Things You'll Need
Rust is the open air oxidation -- reaction to oxygen -- of irons and its alloys, like steel. The rust, which is an iron oxide, puffs up and sometimes flakes off the metal surface, sometimes separating two joined or sealed parts. However, rust can also stop objects from being removed from each other -- such as a nut and bolt -- and it must be detached from the metal surface before the parts can be loosened.
Brush the two rusted parts with a steel brush, to remove as much rust as possible. Brush around all surfaces of the parts.
Tap both parts lightly with a hammer from all sides, to help dislodge any rust that cannot be reached with the steel brush. Attempt to remove the parts from each other by forcing a chisel between the two parts and knocking the chisel with the hammer, or in the case of a nut and bolt, place a wrench around the nut and attempt to turn the wrench counter-clockwise.
Apply rust-dissolving spray liberally around the join between the two rusted parts, and wait 15 minutes for the spray to take effect. Then attempt to separate the parts from each other, as described in Step 2.
Apply heat to the rusted join between the material surfaces using a propane torch, or if possible, place the rusted material in a freezer to cool the material. Heat will cause metal to expand and cold will cause metal to contract, each helping to dislodge the rust. Tap the material again with the hammer, and attempt to separate the two parts as described in Step 2.

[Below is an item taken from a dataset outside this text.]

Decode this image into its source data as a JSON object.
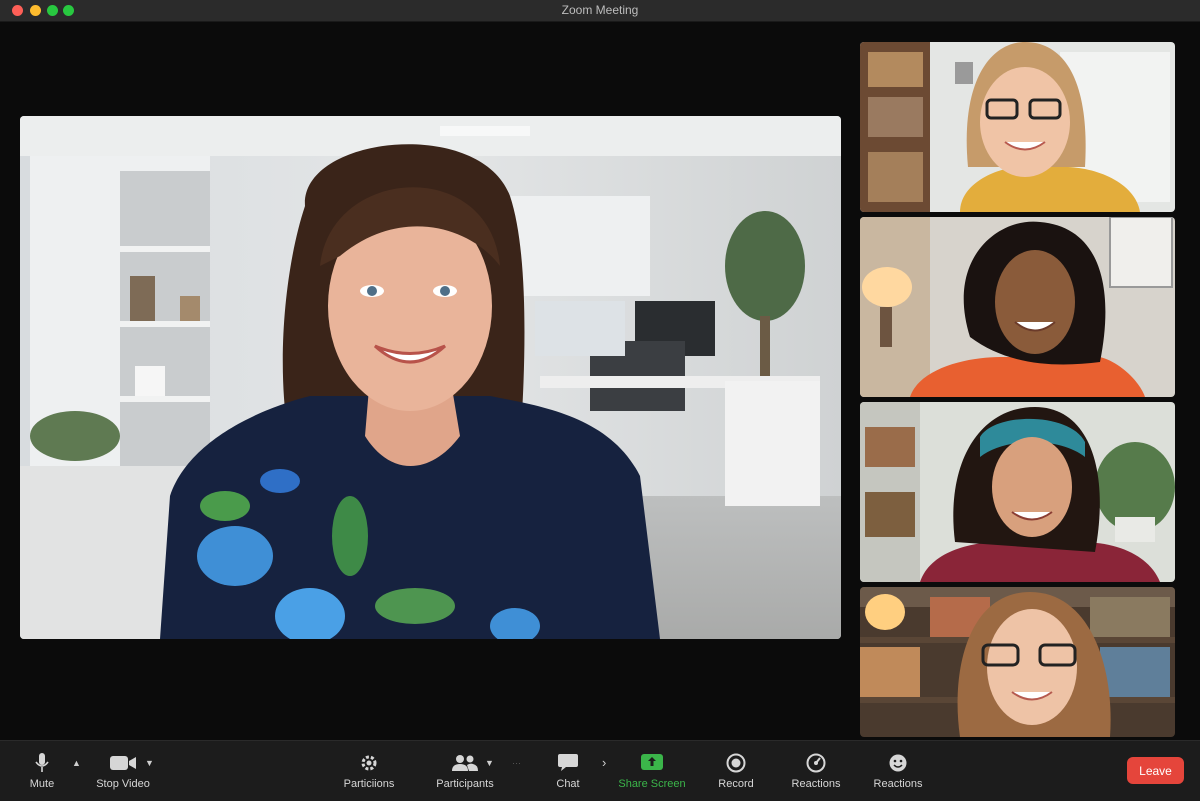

Steve Sloane started working as a freelance writer in 2007. He has written articles for various websites, using more than a decade of DIY experience to cover mostly construction-related topics. He also writes movie reviews for Inland SoCal. Sloane holds a Bachelor of Arts in creative writing and film theory from the University of California, Riverside.